Every record, apart from its pictures, should be repeated exactly.

***

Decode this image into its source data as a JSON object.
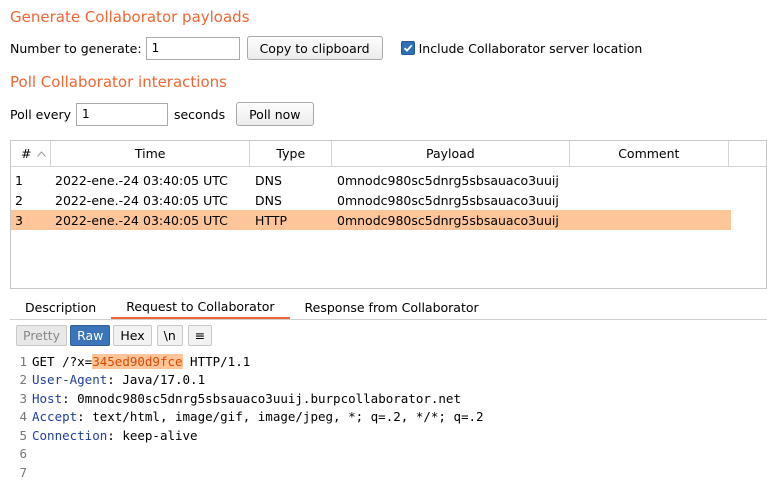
{
  "generate": {
    "title": "Generate Collaborator payloads",
    "number_label": "Number to generate:",
    "number_value": "1",
    "copy_button": "Copy to clipboard",
    "include_label": "Include Collaborator server location"
  },
  "poll": {
    "title": "Poll Collaborator interactions",
    "every_label": "Poll every",
    "every_value": "1",
    "seconds_label": "seconds",
    "poll_now_button": "Poll now"
  },
  "table": {
    "headers": {
      "num": "#",
      "time": "Time",
      "type": "Type",
      "payload": "Payload",
      "comment": "Comment"
    },
    "rows": [
      {
        "num": "1",
        "time": "2022-ene.-24 03:40:05 UTC",
        "type": "DNS",
        "payload": "0mnodc980sc5dnrg5sbsauaco3uuij",
        "comment": ""
      },
      {
        "num": "2",
        "time": "2022-ene.-24 03:40:05 UTC",
        "type": "DNS",
        "payload": "0mnodc980sc5dnrg5sbsauaco3uuij",
        "comment": ""
      },
      {
        "num": "3",
        "time": "2022-ene.-24 03:40:05 UTC",
        "type": "HTTP",
        "payload": "0mnodc980sc5dnrg5sbsauaco3uuij",
        "comment": ""
      }
    ]
  },
  "detail_tabs": [
    "Description",
    "Request to Collaborator",
    "Response from Collaborator"
  ],
  "toolbar": {
    "pretty": "Pretty",
    "raw": "Raw",
    "hex": "Hex",
    "newline": "\\n",
    "menu": "≡"
  },
  "request": {
    "line1": {
      "prefix": "GET /?x=",
      "highlight": "345ed90d9fce",
      "suffix": " HTTP/1.1"
    },
    "headers": [
      {
        "key": "User-Agent",
        "value": " Java/17.0.1"
      },
      {
        "key": "Host",
        "value": " 0mnodc980sc5dnrg5sbsauaco3uuij.burpcollaborator.net"
      },
      {
        "key": "Accept",
        "value": " text/html, image/gif, image/jpeg, *; q=.2, */*; q=.2"
      },
      {
        "key": "Connection",
        "value": " keep-alive"
      }
    ],
    "line_numbers": [
      "1",
      "2",
      "3",
      "4",
      "5",
      "6",
      "7"
    ]
  },
  "colors": {
    "accent": "#ee6633",
    "selection": "#ffc59a",
    "header_key": "#1f3f9a",
    "active_button": "#3b74b9"
  }
}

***

**SOLUTION TO THIS TASK:**
Decode this image into its source data as a JSON object.
{
  "generate": {
    "title": "Generate Collaborator payloads",
    "number_label": "Number to generate:",
    "number_value": "1",
    "copy_button": "Copy to clipboard",
    "include_label": "Include Collaborator server location"
  },
  "poll": {
    "title": "Poll Collaborator interactions",
    "every_label": "Poll every",
    "every_value": "1",
    "seconds_label": "seconds",
    "poll_now_button": "Poll now"
  },
  "table": {
    "headers": {
      "num": "#",
      "time": "Time",
      "type": "Type",
      "payload": "Payload",
      "comment": "Comment"
    },
    "rows": [
      {
        "num": "1",
        "time": "2022-ene.-24 03:40:05 UTC",
        "type": "DNS",
        "payload": "0mnodc980sc5dnrg5sbsauaco3uuij",
        "comment": ""
      },
      {
        "num": "2",
        "time": "2022-ene.-24 03:40:05 UTC",
        "type": "DNS",
        "payload": "0mnodc980sc5dnrg5sbsauaco3uuij",
        "comment": ""
      },
      {
        "num": "3",
        "time": "2022-ene.-24 03:40:05 UTC",
        "type": "HTTP",
        "payload": "0mnodc980sc5dnrg5sbsauaco3uuij",
        "comment": ""
      }
    ]
  },
  "detail_tabs": [
    "Description",
    "Request to Collaborator",
    "Response from Collaborator"
  ],
  "toolbar": {
    "pretty": "Pretty",
    "raw": "Raw",
    "hex": "Hex",
    "newline": "\\n",
    "menu": "≡"
  },
  "request": {
    "line1": {
      "prefix": "GET /?x=",
      "highlight": "345ed90d9fce",
      "suffix": " HTTP/1.1"
    },
    "headers": [
      {
        "key": "User-Agent",
        "value": " Java/17.0.1"
      },
      {
        "key": "Host",
        "value": " 0mnodc980sc5dnrg5sbsauaco3uuij.burpcollaborator.net"
      },
      {
        "key": "Accept",
        "value": " text/html, image/gif, image/jpeg, *; q=.2, */*; q=.2"
      },
      {
        "key": "Connection",
        "value": " keep-alive"
      }
    ],
    "line_numbers": [
      "1",
      "2",
      "3",
      "4",
      "5",
      "6",
      "7"
    ]
  },
  "colors": {
    "accent": "#ee6633",
    "selection": "#ffc59a",
    "header_key": "#1f3f9a",
    "active_button": "#3b74b9"
  }
}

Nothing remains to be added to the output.